And al­though the above para­graph sounds like I am very nit­pick­ing re­gard­ing pro­gram­ming lan­guages (which I am) and Haskell, Haskell made damn fun be­cause it al­lowed me to be very ex­pres­sive & pre­cise and it gave me a feel­ing of safety about my pro­gram. I un­der­stand that Haskell has its weak points, too, and I re­ally felt them and now know (bet­ter than be­fore) how to deal with them.

Con­clu­sion

The point I wanted to make with this ex­pe­ri­ence re­port is that I be­lieve the re­duc­tions of ef­fects/state to a local and man­agable min­i­mum helps writ­ing good & cor­rect soft­ware.

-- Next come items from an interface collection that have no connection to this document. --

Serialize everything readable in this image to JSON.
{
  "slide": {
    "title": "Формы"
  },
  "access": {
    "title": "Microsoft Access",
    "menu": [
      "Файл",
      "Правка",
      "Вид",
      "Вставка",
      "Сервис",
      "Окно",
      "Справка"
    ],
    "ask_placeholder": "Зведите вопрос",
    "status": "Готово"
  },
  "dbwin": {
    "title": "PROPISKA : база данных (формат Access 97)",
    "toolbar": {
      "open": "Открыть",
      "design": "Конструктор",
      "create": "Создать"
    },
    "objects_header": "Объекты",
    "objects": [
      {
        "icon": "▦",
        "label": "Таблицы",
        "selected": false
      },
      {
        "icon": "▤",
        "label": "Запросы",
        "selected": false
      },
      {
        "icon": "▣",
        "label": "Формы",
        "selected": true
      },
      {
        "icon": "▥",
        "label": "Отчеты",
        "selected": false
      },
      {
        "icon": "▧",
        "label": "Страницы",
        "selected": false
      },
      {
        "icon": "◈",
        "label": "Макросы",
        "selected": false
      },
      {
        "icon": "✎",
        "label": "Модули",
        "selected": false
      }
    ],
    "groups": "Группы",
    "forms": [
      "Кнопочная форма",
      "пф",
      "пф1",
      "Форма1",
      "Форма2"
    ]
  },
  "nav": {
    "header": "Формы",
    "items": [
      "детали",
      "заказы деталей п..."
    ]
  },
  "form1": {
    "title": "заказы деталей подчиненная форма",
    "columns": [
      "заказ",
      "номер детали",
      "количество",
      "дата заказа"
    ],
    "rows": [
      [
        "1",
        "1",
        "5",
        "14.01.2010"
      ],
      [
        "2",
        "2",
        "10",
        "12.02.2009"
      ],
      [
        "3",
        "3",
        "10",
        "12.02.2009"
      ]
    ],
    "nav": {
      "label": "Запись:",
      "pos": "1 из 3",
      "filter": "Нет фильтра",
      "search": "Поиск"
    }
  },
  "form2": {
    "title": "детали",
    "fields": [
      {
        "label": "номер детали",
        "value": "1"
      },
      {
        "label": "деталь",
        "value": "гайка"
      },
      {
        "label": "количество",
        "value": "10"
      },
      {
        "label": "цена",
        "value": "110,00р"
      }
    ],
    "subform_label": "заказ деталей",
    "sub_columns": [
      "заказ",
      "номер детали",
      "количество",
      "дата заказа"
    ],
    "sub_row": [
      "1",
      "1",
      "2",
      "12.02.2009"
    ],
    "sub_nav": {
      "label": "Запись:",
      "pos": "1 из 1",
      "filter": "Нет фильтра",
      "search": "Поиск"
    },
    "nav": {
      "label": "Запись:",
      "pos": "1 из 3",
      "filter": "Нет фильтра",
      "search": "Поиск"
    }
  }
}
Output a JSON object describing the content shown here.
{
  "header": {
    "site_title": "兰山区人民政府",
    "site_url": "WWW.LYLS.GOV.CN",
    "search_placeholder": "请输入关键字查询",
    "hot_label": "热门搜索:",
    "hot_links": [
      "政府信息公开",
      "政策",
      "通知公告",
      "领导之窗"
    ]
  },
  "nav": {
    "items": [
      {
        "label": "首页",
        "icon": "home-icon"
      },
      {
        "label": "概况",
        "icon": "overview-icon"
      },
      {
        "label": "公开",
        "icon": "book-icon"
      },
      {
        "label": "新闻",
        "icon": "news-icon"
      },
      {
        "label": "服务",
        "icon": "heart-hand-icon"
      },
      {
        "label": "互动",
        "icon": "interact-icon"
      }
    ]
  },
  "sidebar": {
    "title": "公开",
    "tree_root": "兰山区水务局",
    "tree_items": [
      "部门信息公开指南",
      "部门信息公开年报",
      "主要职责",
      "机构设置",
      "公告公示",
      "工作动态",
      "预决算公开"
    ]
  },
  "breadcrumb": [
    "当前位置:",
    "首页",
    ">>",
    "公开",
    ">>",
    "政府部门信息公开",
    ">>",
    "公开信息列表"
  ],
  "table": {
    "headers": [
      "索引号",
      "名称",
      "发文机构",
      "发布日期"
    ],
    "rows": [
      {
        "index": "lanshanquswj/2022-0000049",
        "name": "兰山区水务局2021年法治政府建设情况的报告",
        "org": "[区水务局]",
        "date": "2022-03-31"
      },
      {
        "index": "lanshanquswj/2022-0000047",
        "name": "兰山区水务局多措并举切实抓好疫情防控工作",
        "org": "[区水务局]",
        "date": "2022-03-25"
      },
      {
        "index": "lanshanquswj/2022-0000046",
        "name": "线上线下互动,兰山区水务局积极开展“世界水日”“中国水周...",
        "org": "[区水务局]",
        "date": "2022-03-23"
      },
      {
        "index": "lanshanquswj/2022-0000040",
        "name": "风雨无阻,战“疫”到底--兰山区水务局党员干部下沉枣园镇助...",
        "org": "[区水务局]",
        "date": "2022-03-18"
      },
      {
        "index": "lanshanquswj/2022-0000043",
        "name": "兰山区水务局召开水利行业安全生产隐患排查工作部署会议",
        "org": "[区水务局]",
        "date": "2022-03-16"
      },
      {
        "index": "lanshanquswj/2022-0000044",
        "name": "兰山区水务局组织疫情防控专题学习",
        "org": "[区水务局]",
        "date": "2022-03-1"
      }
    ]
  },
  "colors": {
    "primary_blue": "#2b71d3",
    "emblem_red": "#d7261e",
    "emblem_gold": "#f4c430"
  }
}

Even more so if the pro­gram­ming lan­guage pro­vides syn­tac­ti­cal and se­man­tic means to achieve this goal.

Published: 14.05.2011 Last modified: 21.12.2013
Comment? Mail or tweet me.